UNHCR-funded welfare centres help the needy in Swat Valley

UNHCR funds the establishment of special welfare centres in north-west Pakistan to help people displaced by fighting to recover from their ordeal.
22 February 2010 Also available in:
Laila Shahnaz, at right, talks to patients in the Friend's House welfare centre near Mingora.

SWAT DISTRICT, Pakistan, February 22 (UNHCR) - Laila Shahnaz is a psychologist and her services are in great demand in north-west Pakistan. That's because she works in the Swat Valley, where fighting last year forced more than a million civilians to flee to safer areas, leaving many traumatized.

She practices at one of 10 welfare centres, all dubbed Friend's House, set up since November in the Swat district of North West Frontier Province. Hers is in a village near the town of Mingora, while another five of these UNHCR-funded centres have been set up in the Lower Dir district of Malakand Division to help people displaced in other areas by the fighting.

Laila's patients come from among the 950,000 people who have since returned to their homes. Most of them are women or children; some are still suffering from trauma after being uprooted from towns and villages across the scenic region last year, others seek out Laila to ask about getting access to basic services.

"The inhabitants of Swat have suffered a lot; they have lost their loved ones, their valuables and faced economic problems," she told UNHCR, adding: "They are willing to approach anybody that they think can solve their problems."

Her counselling and psycho-social support is part of a UNHCR initiative to help the returnees recover from their ordeal. The refugee agency has set up the welfare centres in Swat and Lower Dir in partnership with the Regional Institute of Policy Research and Training and the Youth Resource Centre.

When UNHCR visited Laila at the Friend's House near Mingora, she had just been counselling a woman and her 12-year-old boy, Ali, who was a gregarious child until his brother and sister were killed when an artillery shell landed near their house during last year's offensive.

"Since then, the boy has started wetting his bed and he also suffers from nightmares. He cries a lot and refuses to leave the house. He does not want to go to school and thinks that militants will kill him," Laila revealed.

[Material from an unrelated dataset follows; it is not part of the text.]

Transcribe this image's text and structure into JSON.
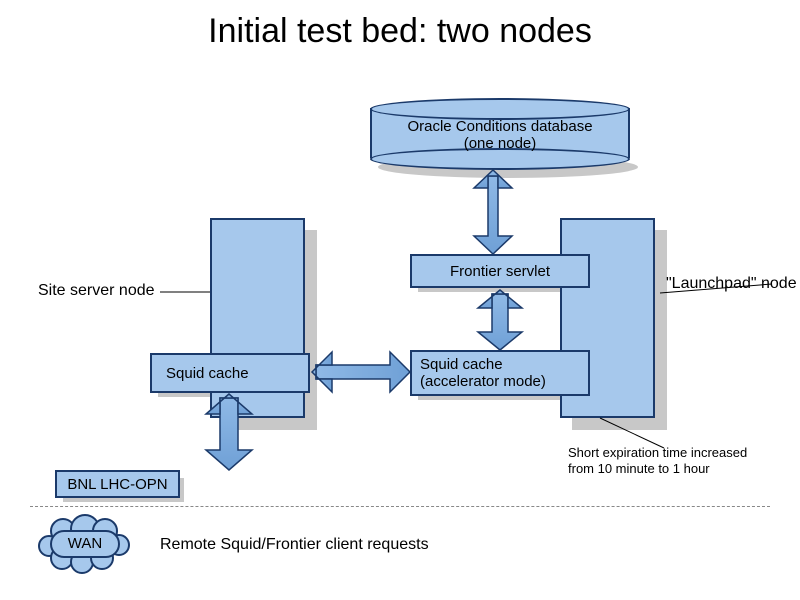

Meanwhile, the boy's father has severe mental problems linked to the death of his two children, while the mother suffers from depression and is often violent with Ali and her two other surviving children. With Laila's help over several sessions, the family members have been slowly recovering from the trauma.

Laila says that many children show similar signs of trauma. "Some children sleepwalk, cry, scream at night and shake uncontrollably when they see bearded men, soldiers or fast moving vehicles," she said. "Adults show signs of post-traumatic stress disorder and, for some, it has a long-term impact," the psychologist added.

Counselling and psychiatric support can help these people and that's why the UNHCR-run welfare centres, including Friend's House, are important for forcibly displaced people in the return phase. There has been notable success in helping children suffering from anxiety and fear.

Staff from the centres make a concerted effort to let people know that they are there and that they are ready to listen to people in confidence and help them address mental as well as practical issues. Social workers hold community meetings, visit public places and disseminate information about the services provided at the 10 centres in the Swat Valley.

The centres also work with NGOs, lawyers and district officials to see how they can best help people with specific legal and protection needs, such as regaining property. "The service delivery is without discrimination and is gender sensitive, with particular focus on community services for women and child-friendly spaces for the young," said Urooj Saifi, a senior protection officer with UNHCR.

Laila, meanwhile, says she gains immense satisfaction from seeing signs of recovery among those she counsels. "I know that counselling people who have seen death and destruction is not an easy job," she said. "I have been able to help remove the fears of children who were afraid to resume school. After coming to our centres, they are now back at school," she added.

By Rabia Ali in Swat District, Pakistan